  • Once you feel confident with your horse going over more than 2 sets of trot poles, then you can begin to piece the entire course together. See the diagram below to see the layout of the course I done.
  • You can see by my video over on our Instagram Page that Dante was quite hesitant and was putting in that extra half step before he went over the poles, this was mainly due to me holding him and not letting him drop the contact on approach.

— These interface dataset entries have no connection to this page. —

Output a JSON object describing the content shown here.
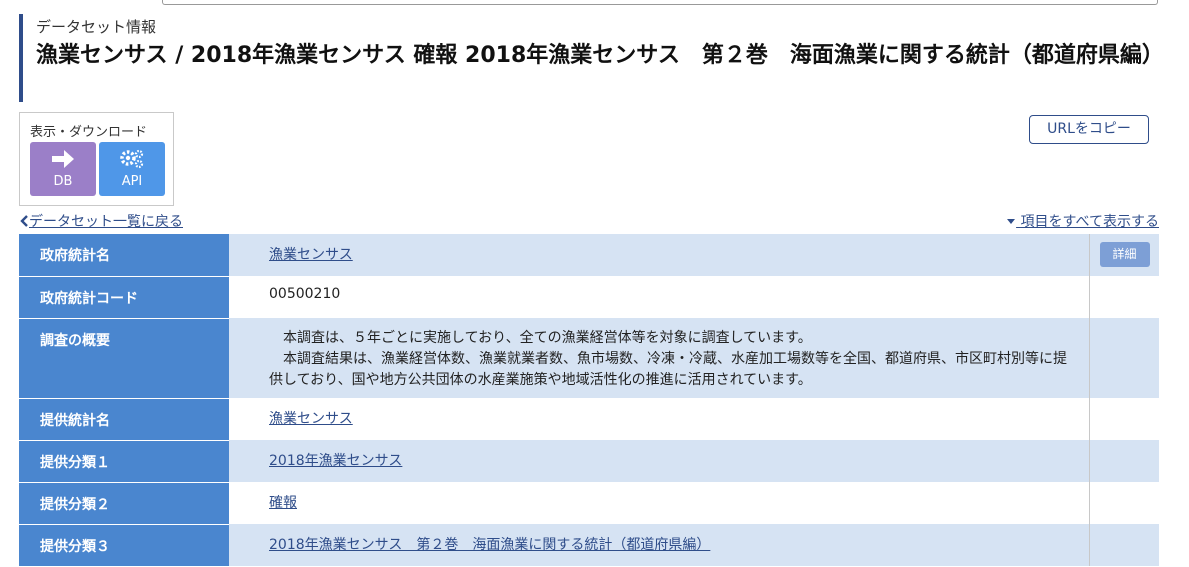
{
  "header": {
    "section_label": "データセット情報",
    "title": "漁業センサス / 2018年漁業センサス 確報 2018年漁業センサス　第２巻　海面漁業に関する統計（都道府県編）"
  },
  "download": {
    "title": "表示・ダウンロード",
    "db_label": "DB",
    "api_label": "API"
  },
  "copy_url_label": "URLをコピー",
  "nav": {
    "back_label": "データセット一覧に戻る",
    "show_all_label": "項目をすべて表示する"
  },
  "table": {
    "detail_label": "詳細",
    "rows": [
      {
        "label": "政府統計名",
        "value": "漁業センサス"
      },
      {
        "label": "政府統計コード",
        "value": "00500210"
      },
      {
        "label": "調査の概要",
        "value": "　本調査は、５年ごとに実施しており、全ての漁業経営体等を対象に調査しています。\n　本調査結果は、漁業経営体数、漁業就業者数、魚市場数、冷凍・冷蔵、水産加工場数等を全国、都道府県、市区町村別等に提供しており、国や地方公共団体の水産業施策や地域活性化の推進に活用されています。"
      },
      {
        "label": "提供統計名",
        "value": "漁業センサス"
      },
      {
        "label": "提供分類１",
        "value": "2018年漁業センサス"
      },
      {
        "label": "提供分類２",
        "value": "確報"
      },
      {
        "label": "提供分類３",
        "value": "2018年漁業センサス　第２巻　海面漁業に関する統計（都道府県編）"
      }
    ]
  },
  "colors": {
    "header_bar": "#2f4d8a",
    "table_header": "#4a86cf",
    "row_alt": "#d6e3f3",
    "db_button": "#9b7fc8",
    "api_button": "#4f97e8",
    "link": "#2f4d8a"
  },
  "icons": {
    "db": "arrow-right-icon",
    "api": "gears-icon",
    "back": "chevron-left-icon",
    "show_all": "caret-down-icon"
  }
}
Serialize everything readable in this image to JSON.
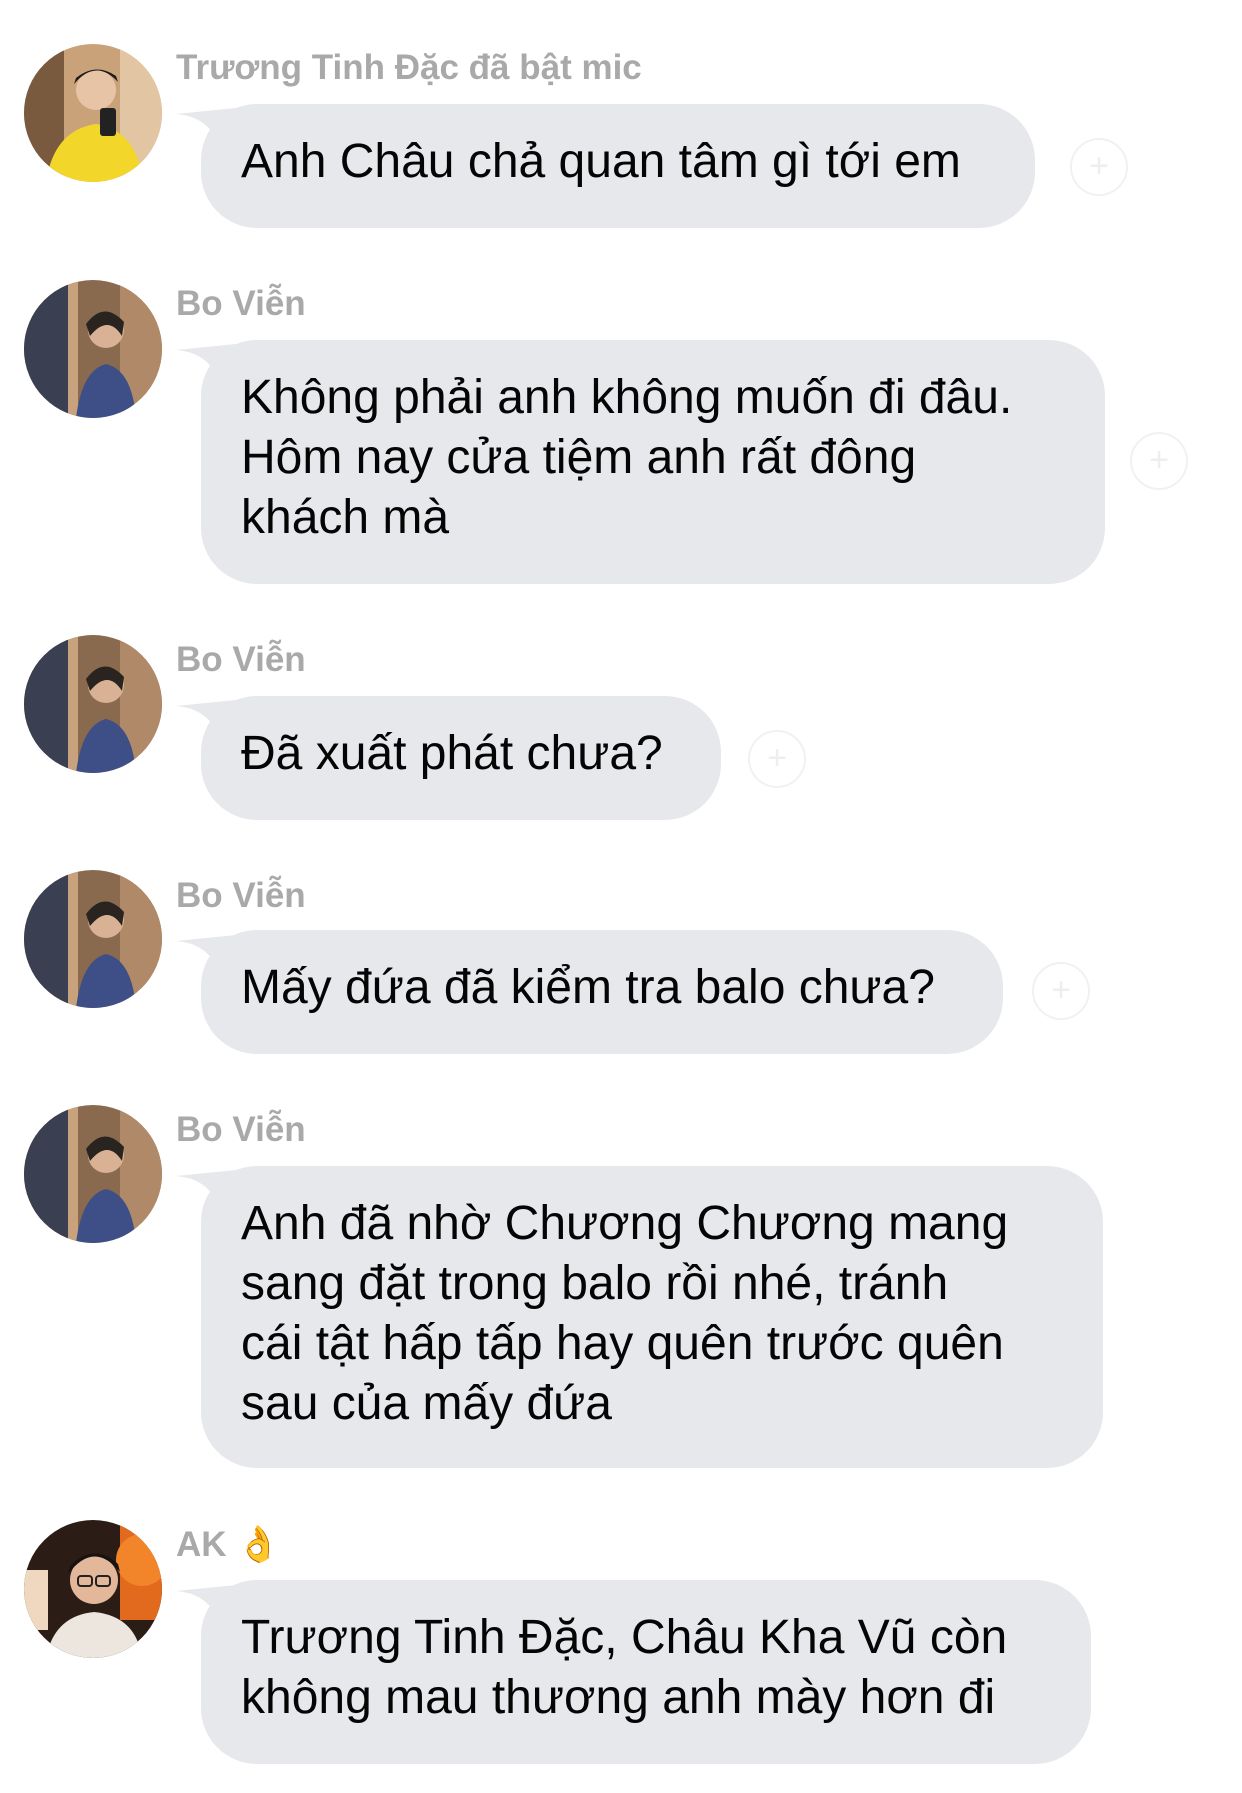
{
  "messages": [
    {
      "sender": "Trương Tinh Đặc đã bật mic",
      "lines": [
        "Anh Châu chả quan tâm gì tới em"
      ]
    },
    {
      "sender": "Bo Viễn",
      "lines": [
        "Không phải anh không muốn đi đâu.",
        "Hôm nay cửa tiệm anh rất đông",
        "khách mà"
      ]
    },
    {
      "sender": "Bo Viễn",
      "lines": [
        "Đã xuất phát chưa?"
      ]
    },
    {
      "sender": "Bo Viễn",
      "lines": [
        "Mấy đứa đã kiểm tra balo chưa?"
      ]
    },
    {
      "sender": "Bo Viễn",
      "lines": [
        "Anh đã nhờ Chương Chương mang",
        "sang đặt trong balo rồi nhé, tránh",
        "cái tật hấp tấp hay quên trước quên",
        "sau của mấy đứa"
      ]
    },
    {
      "sender": "AK",
      "sender_emoji": "👌",
      "lines": [
        "Trương Tinh Đặc, Châu Kha Vũ còn",
        "không mau thương anh mày hơn đi"
      ]
    }
  ],
  "react_icon": "plus-icon",
  "colors": {
    "bubble": "#e6e8ec",
    "sender_text": "#a9a9a9",
    "message_text": "#050505"
  }
}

I intentionally done this,  he is the worst for trying to grab and pull the contact from my hands and using this simple trot pole exercise to get him thinking and holding himself together that bit better is a perfect way to start.

Sometimes, the simple exercises are the most effective, this infact really made me aware of how much I tend to let Dante grab the contact from my hands, and how I need to focus more on maintaining an even more consistant contact continually instead of stopping and starting. 

Perfecting these small bad habits over exercises that may seen simple will in the long run really stand to you when it comes to jumping a course of fences or when it comes to learning more complicated flat work techniques. 

Give this exercise a go, it was one that really brought some of mine & Dante’s flaws to light. If your posting on Instagram so we can keep track of everyone’s progress Make sure to tag us & mention the #UltimateJanuaryExercise hashtag

 We can all get fit together, with some great encouragement from one another, its about time the Horse Industry starts building people up with positive comments rather than the negative! 

Be sure to leave your comments below or any riding tips I missed out on that you think will be helpful! 
As always, thank you for Reading & Happy New Year!